There is a good set of songs here, and Reuben’s breathy vocals match them well. Ashby’s guitar is exquisite, and I find myself listening to him on some tracks. The album is very introspective, and in these times is a welcome treat. It’s a bit of a ‘late night’ feel, though, and did not really match by morning walk to work.
Janet Dacal was playing Dina in the touring company of ‘The Band’s Visit’ when Covid 19 hit. Around the same time, she released her solo album ‘My Standards,’ from Ghostlight Records. The album is a collection of her favorite standards, done ‘her way,’ which marries a lot of her Cuban roots into the songs. What better day than Cinco de Mayo, especially now that we can only virtually party, to play this record. There used to be a time, in the mid century, when singers like Doris Day and Julie London would record Latin-themed albums. Dacal tries to bring that back here, and she is successful at it. I have heard some of these songs millions of times by now so any fresh take on it would be very welcome. Take ‘I Got rhythm’ for example – she does an explosive salsa version of this, and it works fantastically – this will get people to run quickly to the dance floor. Her improvisations are as great a match to the song as any jazz riff to it. She sings ‘Sabor A Mi’ both in English and Spanish and though I appreciate it more in its original form, I like the breathy arrangement of the English version (‘Be True To Me’) Songs like ‘Orange Coloured Sky’ and ‘It Don’t Mean A Thing’ sound more alive than ever. So grab your home version of a Margarita and luxuriate in the Latin rhythms of this album today. i bet your hips will start swaying.,
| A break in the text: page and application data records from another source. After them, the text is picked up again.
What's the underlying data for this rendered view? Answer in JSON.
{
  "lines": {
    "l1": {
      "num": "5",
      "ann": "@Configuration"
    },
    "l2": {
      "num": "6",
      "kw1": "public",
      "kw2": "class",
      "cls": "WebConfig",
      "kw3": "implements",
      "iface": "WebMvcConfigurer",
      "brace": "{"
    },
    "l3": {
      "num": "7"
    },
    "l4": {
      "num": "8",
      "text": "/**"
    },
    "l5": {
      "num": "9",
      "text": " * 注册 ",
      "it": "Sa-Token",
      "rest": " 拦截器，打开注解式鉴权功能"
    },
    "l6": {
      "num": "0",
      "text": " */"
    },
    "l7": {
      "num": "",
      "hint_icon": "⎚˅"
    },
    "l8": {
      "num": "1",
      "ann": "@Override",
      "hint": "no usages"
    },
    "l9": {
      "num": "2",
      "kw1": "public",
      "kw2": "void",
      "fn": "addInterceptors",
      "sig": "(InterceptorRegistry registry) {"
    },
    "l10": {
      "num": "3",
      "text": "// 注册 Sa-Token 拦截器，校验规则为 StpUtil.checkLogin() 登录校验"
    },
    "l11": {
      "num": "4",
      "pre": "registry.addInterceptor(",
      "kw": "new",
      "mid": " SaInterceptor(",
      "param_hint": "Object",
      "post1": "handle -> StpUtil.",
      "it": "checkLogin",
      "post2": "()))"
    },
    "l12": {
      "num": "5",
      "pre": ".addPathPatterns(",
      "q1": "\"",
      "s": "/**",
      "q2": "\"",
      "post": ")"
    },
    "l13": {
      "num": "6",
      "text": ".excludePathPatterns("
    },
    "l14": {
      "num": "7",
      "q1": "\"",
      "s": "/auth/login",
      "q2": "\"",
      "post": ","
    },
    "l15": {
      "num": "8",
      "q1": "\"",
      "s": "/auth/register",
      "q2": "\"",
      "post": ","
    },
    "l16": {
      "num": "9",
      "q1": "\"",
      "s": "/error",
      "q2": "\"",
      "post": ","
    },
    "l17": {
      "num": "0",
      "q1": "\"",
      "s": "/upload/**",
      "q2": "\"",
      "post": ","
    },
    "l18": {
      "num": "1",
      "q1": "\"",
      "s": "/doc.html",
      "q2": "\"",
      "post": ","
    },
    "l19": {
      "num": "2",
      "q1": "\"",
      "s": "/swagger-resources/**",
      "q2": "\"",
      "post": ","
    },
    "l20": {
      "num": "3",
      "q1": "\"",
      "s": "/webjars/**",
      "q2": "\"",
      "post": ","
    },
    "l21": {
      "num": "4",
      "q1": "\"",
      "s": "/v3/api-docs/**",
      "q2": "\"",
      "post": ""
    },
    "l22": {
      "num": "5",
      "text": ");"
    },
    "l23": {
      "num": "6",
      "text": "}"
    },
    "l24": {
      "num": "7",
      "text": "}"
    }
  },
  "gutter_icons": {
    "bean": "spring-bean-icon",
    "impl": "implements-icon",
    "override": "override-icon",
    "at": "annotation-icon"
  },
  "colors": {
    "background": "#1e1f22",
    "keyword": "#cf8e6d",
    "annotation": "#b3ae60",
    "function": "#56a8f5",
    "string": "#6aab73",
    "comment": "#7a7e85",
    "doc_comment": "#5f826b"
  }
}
I’ve been listening to Ann Hampton Callaway for a good part of my life now that whenever I see her show, I kind of know what to expect. But I find that she can still surprise me in the best way. 54 Below At Home recently streamed her show ‘The Linda Ronstadt Songbook’ which was filmed from September 2018 and I was very glad they did because I have not seen this particular show of hers. I have always loved her and her singing standards (and her brilliant compositions) but in this show, she sings a lot of pop, even rock and roll , songs and she is just as effective, There’s a lot to mine in Rionstadt’s repertoire, ands she extracted some of the best songs. I loved her vibrant and rocking ‘You’re No Good,’ and she pairs this with the story that Linda used to sing this show live before putting it in one of her albums, and when it became a hit, started a trend of ‘reviving’ old rock and roll songs sung Linda’s way. You appreciate it more as she segues into singing ‘Blue Bayou,’ which of course Linda covers from an old Roy Orbison hit. And some of the best spots on the show is her duet with her friend Billy Stritch (who does great piano duty here) singing Linda’s two famous duets, ‘Don’t Know Much,’ and ‘Somewhere Out There.’ By the time she wrapped the show singing ‘Desperado,’ you realize how great she is honoring the music, and me wanting to listen to Linda’s originals. (It made want to add Linda’s Greatest Hits to my Spotify playlists!)